Size8.7 inches (22 cm)
DietHydroids, fish eggs and small crustaceans
HabitatExposed seaward reefs but also appears in lagoon reefs
- Bright yellow body with a head that is black on top and silvery-white below. This species has a long snout.
- Can reach lengths of 8.7 inches (22 cm).
Adult longnose butterflyfish are usually found in pairs, particularly during breeding, but may also be solitary or in small groups
- Diet consists of hydroids, fish eggs and small crustaceans.
- Prefers to eat the tube feet and pedicellaria of echinoderms or the tentacles of polychaetes.
- Occurs in the Indo-Pacific from the Red Sea and East Africa to the Hawaiian and Easter islands, north to southern Japan, south to Lord Howe Island and throughout Micronesia. Also inhabits the Eastern Pacific from Baja California, Mexico, to the Revillagigedo and Galapagos islands.
- Found in exposed seaward reefs but also appears in lagoon reefs at depths to 476 feet (145 m).
Courtship ritual is elaborate:
- Female and one or more males rapidly swim in tight circles and move up near the ocean surface to release eggs and sperm into the water.
- Fertilized eggs hatch in the sea in about 24 hours.
- Larvae drift as plankton for 3 to 8 weeks, depending on the species.
- Young then seek shelter on shallow reefs, where they develop into adults.
- “Least Concern” on the IUCN Red List.
- Very similar in appearance to the big longnose butterflyfish (Forcipiger longirostris), a much less common species.
- Most widely-distributed butterfly species.
- Adult usually found in pairs, particularly during breeding, but may also be solitary or in small groups.
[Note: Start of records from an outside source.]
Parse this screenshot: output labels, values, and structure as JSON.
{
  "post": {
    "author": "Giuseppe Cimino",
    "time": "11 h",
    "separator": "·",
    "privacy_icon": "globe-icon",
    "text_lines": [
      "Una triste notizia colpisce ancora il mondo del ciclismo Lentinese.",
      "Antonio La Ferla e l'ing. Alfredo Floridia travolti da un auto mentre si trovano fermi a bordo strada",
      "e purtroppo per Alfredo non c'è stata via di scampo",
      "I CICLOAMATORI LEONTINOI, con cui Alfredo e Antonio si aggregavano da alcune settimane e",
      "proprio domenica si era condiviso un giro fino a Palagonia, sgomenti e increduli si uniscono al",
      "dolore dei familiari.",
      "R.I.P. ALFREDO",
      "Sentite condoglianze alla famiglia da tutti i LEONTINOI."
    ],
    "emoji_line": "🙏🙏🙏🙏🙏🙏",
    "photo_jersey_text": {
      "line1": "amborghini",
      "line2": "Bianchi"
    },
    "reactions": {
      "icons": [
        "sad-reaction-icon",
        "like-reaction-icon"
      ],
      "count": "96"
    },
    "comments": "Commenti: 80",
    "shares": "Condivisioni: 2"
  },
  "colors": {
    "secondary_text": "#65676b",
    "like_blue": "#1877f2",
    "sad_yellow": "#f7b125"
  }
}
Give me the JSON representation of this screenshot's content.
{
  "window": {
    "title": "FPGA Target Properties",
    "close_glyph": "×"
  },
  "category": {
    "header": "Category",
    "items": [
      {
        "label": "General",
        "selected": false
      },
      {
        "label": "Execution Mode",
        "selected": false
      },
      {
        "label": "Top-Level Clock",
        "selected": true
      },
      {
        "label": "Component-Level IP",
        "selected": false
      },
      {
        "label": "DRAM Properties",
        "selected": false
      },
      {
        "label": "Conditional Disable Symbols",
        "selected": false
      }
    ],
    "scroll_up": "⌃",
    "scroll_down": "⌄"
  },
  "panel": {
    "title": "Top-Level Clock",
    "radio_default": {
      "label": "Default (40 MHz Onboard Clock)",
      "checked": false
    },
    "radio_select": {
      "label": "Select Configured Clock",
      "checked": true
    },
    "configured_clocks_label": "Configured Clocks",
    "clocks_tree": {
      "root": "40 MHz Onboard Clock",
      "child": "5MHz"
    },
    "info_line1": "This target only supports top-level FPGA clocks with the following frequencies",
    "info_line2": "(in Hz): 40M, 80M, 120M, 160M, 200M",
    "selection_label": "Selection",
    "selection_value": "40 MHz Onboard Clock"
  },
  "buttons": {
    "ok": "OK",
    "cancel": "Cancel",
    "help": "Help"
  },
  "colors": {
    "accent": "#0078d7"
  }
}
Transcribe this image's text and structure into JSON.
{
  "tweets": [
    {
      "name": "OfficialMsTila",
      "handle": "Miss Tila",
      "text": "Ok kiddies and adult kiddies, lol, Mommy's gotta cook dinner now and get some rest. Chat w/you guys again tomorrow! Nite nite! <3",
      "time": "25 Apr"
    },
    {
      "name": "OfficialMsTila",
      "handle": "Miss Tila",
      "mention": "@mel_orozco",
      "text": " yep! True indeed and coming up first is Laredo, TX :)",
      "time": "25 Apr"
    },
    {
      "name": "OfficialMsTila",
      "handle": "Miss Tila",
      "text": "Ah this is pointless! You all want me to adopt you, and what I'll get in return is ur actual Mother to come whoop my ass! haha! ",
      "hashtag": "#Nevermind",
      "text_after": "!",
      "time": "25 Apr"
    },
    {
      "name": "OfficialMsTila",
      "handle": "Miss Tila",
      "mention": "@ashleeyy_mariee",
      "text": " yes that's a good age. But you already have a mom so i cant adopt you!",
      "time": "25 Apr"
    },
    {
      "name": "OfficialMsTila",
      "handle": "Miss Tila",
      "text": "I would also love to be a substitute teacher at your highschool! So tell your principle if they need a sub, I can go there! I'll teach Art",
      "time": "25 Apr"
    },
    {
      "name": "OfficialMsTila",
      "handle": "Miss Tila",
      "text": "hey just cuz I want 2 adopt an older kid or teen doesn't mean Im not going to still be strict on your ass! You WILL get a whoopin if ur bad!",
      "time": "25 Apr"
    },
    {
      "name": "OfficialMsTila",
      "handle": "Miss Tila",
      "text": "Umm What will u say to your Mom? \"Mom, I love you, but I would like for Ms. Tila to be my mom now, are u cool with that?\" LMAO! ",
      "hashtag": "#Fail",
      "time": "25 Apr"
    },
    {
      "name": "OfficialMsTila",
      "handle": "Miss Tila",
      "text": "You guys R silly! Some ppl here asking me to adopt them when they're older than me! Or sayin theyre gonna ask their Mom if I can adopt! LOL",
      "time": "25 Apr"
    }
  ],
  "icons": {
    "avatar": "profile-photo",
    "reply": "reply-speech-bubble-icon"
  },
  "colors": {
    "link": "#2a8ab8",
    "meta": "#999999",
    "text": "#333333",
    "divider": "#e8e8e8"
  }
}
- Micronesian Reef Fishes. Myers, R. F., pg. 298
- A Guide to Angelfishes & Butterflyfishes. Allen, G. R.; Steene, R. and Allen, M.